  29. A colored boy?,

    In India, ‘negro’ is generally not known to be an offensive term for a black person and is considered simply descriptive and indeed, if the world didn’t carry so much historical baggage, “negro/negroid” would be in the same league as Caucasian/Mongoloid as non-judgemental terms.

    I think TOI’s use of “colored boy” is learned foreign-speak from some outdated Western literature. In fact, in many parts of India, “colored”= “fair”= light skinned.

  30. In fact, in many parts of India, “colored”= “fair”= light skinned.

    Wow thats news to me because when I see the term “colored” used in India (where I’m from) it’s almost always to describe someone NOT fair. When it’s someone light skinned it’s “FAIR” not “colored”.

  31. Jane, I know “fair” is indeed the term of choice. And “colored” is not used in that form exactly. I know that at least in TN and Kerala, when speaking in the vernacular (with English mixed in), people could say that “Their daughter is very colorful”. OK, that translation is making me ROFL :D , can’t do it. For example, in Tamizh, it would be “Avanga ponnu romba coloraa irukka” or “Kashmiris nalla

    color

    aa iruppanguh”. Maybe someone can translate this better. Of course, this is quite “country”, not educated speech.

    In Telugu, of course, “Nalla color” would mean something totally different, LOL. (Nalla=Black)

    when I see the term “colored” used in India (where I’m from) it’s almost always to describe someone NOT fair
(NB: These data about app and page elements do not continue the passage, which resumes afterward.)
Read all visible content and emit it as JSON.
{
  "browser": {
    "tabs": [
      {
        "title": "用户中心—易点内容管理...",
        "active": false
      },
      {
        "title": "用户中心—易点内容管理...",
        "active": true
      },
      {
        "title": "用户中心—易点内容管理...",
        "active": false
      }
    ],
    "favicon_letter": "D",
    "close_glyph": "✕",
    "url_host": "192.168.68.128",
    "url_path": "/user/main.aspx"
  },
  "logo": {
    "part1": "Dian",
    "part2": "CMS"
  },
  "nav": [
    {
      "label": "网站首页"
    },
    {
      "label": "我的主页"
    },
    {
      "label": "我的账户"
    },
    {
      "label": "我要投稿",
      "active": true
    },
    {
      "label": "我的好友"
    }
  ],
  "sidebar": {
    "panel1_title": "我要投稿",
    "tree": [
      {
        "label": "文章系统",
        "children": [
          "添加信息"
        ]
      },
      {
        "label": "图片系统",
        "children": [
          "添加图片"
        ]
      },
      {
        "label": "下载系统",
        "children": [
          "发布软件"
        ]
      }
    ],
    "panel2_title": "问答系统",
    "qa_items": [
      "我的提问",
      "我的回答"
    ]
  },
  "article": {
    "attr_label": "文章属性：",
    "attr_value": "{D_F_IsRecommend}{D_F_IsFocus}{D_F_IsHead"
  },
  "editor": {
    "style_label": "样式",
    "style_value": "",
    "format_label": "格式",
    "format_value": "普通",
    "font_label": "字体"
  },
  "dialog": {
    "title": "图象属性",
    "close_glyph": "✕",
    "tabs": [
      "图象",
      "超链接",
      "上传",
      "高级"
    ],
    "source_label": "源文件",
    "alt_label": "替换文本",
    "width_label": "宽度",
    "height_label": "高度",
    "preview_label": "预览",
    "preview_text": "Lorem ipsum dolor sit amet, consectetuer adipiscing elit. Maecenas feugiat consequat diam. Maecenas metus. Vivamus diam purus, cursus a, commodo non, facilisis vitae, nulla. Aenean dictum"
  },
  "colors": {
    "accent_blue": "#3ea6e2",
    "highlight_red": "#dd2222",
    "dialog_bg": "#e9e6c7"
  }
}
    Would you like to hint about where this place might be. Sentences in pure English don’t count.

  32. In India, ‘negro’ is generally not known to be an offensive term for a black person and is considered simply descriptive and indeed, if the world didn’t carry so much historical baggage, “negro/negroid” would be in the same league as Caucasian/Mongoloid as non-judgemental terms.

    Yeah, relying on outdated racial typology for your labels is not such a good idea :) Mongoloid is hardly complimentary either, and Caucasian is more aptly expressed by “White” :) But I agree with you that these words and labels vary from country to country. Take “Asian” in the U.S. vs. “Asian” in the UK.

    -s